Over the last year, maps and lists of waterfalls were exchanged and official survey sheets were distributed. When I educated myself on surveying for Black Swifts I learned a rather unsettling fact. On the west coast and in Colorado you don’t have to worry about Grizzly Bears. As I read the survey method, it was like reading a “how to meet a Grizzly Bear” infomercial.

We are supposed to get to our waterfalls of interest around 6 to 7 PM. Then we watch up the waterfall against the light of the sky for Black Swifts returning to roost, usually until 9:30 or 10 PM. Then hike out using your headlamp.

So, basically, go to a place that’s noisy enough that you and a Bear won’t hear each other. Do this at the time of day when Bears are most active and at a feature that Bears probably like. Then sit quietly looking up. Then hike out in the dark. Oh hell, bring foods that require lots of honey and berry jam also.

Eric Horvath had the two ranges that were likely Grizz free — the Wyoming and the Big Horn. But Jules was heading into Maul City Central in southwest Yellowstone. Katie Duffy in Yellowstone, who helped us with our permitting, basically told me Jules would not be allowed where he was going without one to two additional folks. This is when the term “Bearanoia” gets used a lot. And I was already very familiar with the bear scene where I was going. Like anything else back here, being smart is maybe 95% of the process. The other 5% is completely out of your hands.

And as of this moment, here is where we stand.

Eric did not find any Swifts in the Wyoming or Big Horn Ranges. Wickens also failed to find any on the Big Horn’s eastern slopes. Jules had a companion ready to join and assist him but this person injured his leg just before they left and Jules had to bail as he could not find a replacement and was clearly not going into Yellowstone solo. Eric and his wife Phoebe are going to try to do his Yellowstone surveys. Jason’s field tech that we sponsored is out there someplace. And tomorrow I begin my surveys. Five major targets and two minor targets, with one week of family vacation thrown in there someplace.

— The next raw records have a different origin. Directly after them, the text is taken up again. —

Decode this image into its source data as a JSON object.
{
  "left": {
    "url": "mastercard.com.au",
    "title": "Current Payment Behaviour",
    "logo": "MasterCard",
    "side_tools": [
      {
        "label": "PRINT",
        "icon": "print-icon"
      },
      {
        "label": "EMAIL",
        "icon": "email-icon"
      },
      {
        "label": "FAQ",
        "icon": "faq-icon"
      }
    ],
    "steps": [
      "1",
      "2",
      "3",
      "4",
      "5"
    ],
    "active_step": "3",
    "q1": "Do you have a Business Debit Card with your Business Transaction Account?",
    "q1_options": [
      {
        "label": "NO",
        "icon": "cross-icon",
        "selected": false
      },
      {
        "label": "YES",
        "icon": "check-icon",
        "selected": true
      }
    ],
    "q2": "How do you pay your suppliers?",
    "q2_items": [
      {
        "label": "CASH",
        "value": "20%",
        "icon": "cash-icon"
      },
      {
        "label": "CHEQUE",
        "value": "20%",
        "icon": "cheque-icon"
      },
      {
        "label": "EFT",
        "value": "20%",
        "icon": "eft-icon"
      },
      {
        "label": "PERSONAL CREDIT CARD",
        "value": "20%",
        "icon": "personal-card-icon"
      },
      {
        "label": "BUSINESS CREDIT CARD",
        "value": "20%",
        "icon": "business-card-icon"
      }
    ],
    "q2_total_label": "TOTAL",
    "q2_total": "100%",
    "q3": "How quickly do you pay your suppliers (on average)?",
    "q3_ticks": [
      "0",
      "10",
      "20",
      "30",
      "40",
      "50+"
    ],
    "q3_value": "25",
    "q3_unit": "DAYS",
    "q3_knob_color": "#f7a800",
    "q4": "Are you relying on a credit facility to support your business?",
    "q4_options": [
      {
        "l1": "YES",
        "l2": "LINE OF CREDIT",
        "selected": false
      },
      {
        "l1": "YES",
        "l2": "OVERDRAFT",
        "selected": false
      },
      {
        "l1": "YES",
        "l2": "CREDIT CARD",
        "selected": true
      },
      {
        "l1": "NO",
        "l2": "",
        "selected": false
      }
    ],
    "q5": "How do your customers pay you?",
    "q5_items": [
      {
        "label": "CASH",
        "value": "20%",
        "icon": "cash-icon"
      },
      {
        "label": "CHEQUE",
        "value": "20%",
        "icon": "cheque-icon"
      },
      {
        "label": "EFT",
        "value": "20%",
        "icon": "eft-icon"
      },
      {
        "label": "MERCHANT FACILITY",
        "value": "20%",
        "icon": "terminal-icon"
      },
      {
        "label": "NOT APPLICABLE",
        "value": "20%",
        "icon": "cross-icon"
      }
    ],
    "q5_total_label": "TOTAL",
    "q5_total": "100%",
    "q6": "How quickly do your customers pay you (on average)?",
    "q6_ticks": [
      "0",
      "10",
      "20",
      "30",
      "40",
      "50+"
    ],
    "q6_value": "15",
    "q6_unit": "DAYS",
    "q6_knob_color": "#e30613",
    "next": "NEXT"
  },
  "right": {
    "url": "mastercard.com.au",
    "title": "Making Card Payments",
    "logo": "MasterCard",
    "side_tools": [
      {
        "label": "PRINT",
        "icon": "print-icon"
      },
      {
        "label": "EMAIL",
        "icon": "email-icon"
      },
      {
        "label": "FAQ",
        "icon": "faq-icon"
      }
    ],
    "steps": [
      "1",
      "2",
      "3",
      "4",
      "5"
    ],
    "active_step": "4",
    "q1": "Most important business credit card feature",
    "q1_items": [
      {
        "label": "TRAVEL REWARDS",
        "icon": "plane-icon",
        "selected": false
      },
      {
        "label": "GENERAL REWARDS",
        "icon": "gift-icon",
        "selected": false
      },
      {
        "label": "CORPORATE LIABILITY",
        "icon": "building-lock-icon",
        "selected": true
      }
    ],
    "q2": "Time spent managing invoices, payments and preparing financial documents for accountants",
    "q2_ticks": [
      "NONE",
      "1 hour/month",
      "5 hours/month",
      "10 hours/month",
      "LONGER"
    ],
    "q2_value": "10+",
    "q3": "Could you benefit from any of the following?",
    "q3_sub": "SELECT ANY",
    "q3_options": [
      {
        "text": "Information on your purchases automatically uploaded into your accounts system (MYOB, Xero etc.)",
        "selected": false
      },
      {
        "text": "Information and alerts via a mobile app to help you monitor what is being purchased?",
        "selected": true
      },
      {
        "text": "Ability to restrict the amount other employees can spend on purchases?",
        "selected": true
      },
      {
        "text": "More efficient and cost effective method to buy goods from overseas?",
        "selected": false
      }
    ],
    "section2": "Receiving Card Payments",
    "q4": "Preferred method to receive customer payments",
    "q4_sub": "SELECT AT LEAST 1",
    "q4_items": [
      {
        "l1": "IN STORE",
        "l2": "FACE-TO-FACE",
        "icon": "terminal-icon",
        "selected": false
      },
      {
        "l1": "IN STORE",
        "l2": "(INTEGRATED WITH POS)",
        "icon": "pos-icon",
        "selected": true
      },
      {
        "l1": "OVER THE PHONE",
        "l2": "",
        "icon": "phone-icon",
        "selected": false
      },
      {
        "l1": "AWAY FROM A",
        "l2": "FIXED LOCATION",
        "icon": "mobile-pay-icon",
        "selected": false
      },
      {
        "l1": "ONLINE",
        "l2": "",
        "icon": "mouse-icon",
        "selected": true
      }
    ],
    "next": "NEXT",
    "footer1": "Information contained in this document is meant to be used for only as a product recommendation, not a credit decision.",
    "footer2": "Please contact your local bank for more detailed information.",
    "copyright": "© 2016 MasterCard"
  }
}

I previously mentioned Wyoming does not even have an accepted sighting of this species; hopefully we changed that in June when we had the two sightings two days in a row down at the Utah border by the inta Range. That should have been the greatest lifer I have ever had, but it was marred by a camera screw-up, potentially putting the entire two day sighting at risk. So, at the risk of disturbing understatement…

I really want someone to find these birds…

Some driving Karma from this day: